By Wendy Corr, Cowboy State Daily
Wyoming was among the first states to participate efforts to test wastewater to determine trends in COVID-19 infections.
And now other areas of the country are turning to the technology to track the illness, although Wyoming’s state-sponsored testing has ended.
Cody was the first community in the state, back in April of 2020, to begin sending samples of the city’s sewer water to a private lab in Massachusetts. BioBot Laboratories analyzed the samples, determining the percentage of the population that was infected with the coronavirus.
The Health Department later launched its own program, testing samples from communities around the state.
“Probably within six months … the … Wyoming Department of Health started a testing program as well,” said Phillip Bowman, Cody’s Public Works director. “They did that testing free of charge, using funding that the Department of Health received to start a program and equip their own laboratory. So we started sending our samples to them, and they were tracking that at a state level with I believe maybe 15 or more communities.”
“We had a robust wastewater monitoring system in place for COVID-19,” said Kim Deti, spokesperson for the Wyoming Department of Health. “As part of that system, we provided training and paid operators for sample collection.”

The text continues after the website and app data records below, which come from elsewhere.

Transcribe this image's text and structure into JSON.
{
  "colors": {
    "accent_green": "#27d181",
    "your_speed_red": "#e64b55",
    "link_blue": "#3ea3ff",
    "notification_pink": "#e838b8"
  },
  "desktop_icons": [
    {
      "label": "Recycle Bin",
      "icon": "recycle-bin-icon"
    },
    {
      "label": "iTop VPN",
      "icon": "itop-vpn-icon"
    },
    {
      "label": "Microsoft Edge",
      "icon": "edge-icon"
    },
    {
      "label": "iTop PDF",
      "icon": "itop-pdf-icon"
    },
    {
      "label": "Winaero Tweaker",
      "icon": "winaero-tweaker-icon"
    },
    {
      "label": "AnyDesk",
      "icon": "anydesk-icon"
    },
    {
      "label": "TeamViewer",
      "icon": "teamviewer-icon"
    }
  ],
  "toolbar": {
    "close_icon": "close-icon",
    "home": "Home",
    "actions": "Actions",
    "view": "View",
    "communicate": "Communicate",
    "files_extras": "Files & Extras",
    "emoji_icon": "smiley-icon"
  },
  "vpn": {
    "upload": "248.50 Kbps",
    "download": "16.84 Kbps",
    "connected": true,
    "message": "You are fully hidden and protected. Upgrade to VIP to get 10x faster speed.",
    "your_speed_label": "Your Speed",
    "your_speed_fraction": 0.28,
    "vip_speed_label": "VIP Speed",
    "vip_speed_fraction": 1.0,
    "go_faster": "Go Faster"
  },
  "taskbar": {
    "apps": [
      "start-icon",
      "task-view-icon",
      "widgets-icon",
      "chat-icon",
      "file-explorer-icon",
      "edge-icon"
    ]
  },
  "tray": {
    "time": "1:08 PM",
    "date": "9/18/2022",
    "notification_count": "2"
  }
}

Bowman told Cowboy State Daily that the Department of Health would update its website with data from the lab analysis, which provided local officials with information they could use to make decisions to best protect their citizens.

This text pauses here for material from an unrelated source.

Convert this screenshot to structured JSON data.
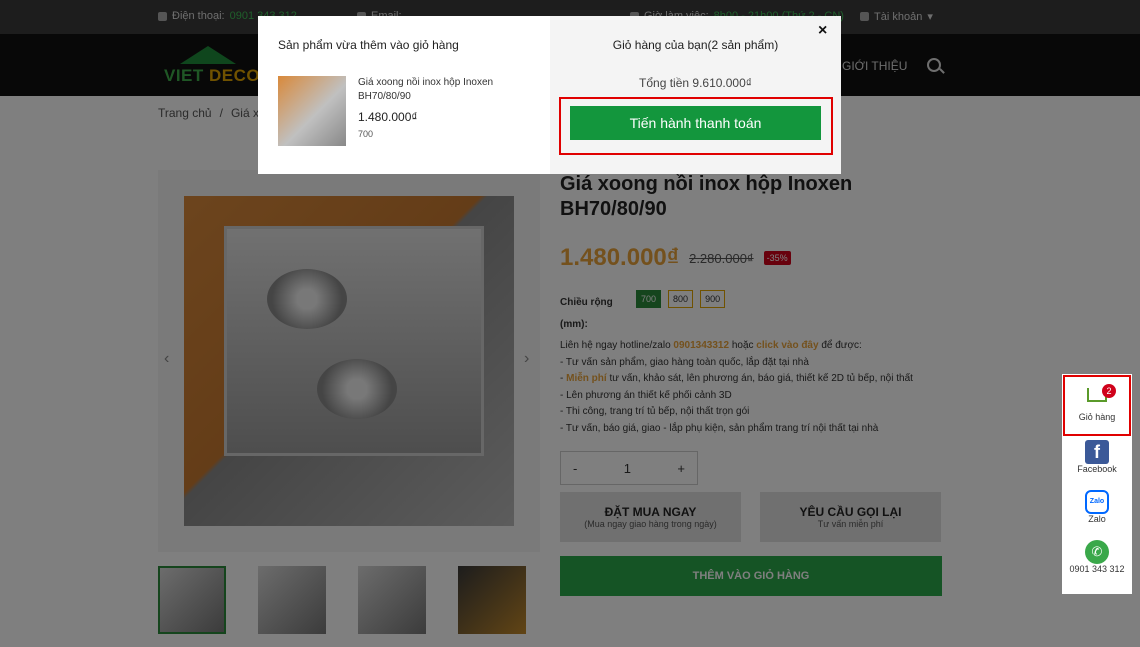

The process worked well, according to Brandon Price, manager for Gillette’s wastewater treatment facility.
“People did appreciate seeing those numbers to assist in tracking,” he told Cowboy State Daily. “The administration, as well as us here in the wastewater department, were also tracking those numbers using that website.”
However, the funding for the wastewater collection program ended in December.

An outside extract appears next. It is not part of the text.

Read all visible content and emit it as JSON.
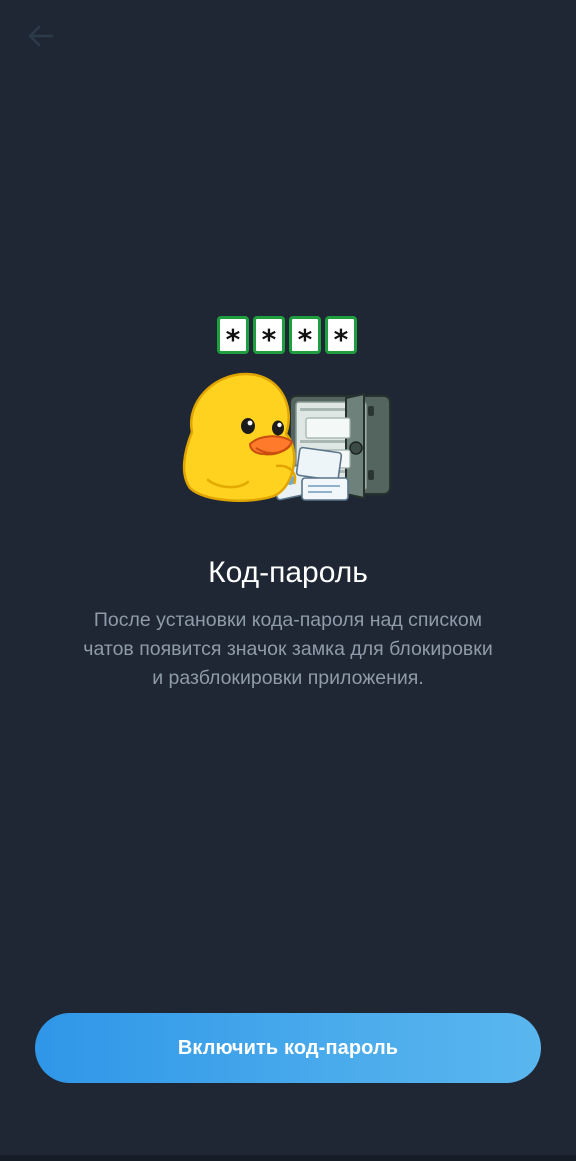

“The CARES Act funding we were using for the effort did end,” Deti said. “There has not been a firm decision on future wastewater monitoring options.”
While the statewide program has ended in Wyoming, the use of wastewater monitoring is now getting noticed in more urban areas.
The Wall Street Journal this week reported on the wastewater monitoring operation in Boston, Massachusetts, which has revealed a decline in the presence of the coronavirus in some parts of the metropolitan area and growth in others.
The article pointed to wastewater testing as a “growing effort” to monitor the virus across the country, citing a rising use of the technique in more populated areas.
But with COVID-related hospitalizations on the decline in Wyoming, Deti said the Department of Health has made no decisions regarding the future of the monitoring program.
“At this point we aren’t certain about pursuing potentially available funding for future wastewater monitoring,” she said. “Any consideration of our options would weigh costs and staff resources as related to the potential benefits of wastewater monitoring in Wyoming. We have not made a permanent decision on this for the future.”
However, Cody’s investment in monitoring equipment two years ago was made with a longer-term purpose in mind, according to Bowman.
The equipment is now being used to help the city make wastewater treatment decisions, he said.
“We definitely purchased it with the intent of keeping it afterwards and having it available for other sampling throughout our wastewater system,” he said. “For our case, at the City of Cody, our sampling device allows us to utilize it after the pandemic need was diminished, and so with the aid of the state’s program, we’ve continued to use that on our wastewater sampling for wastewater treatment purposes.”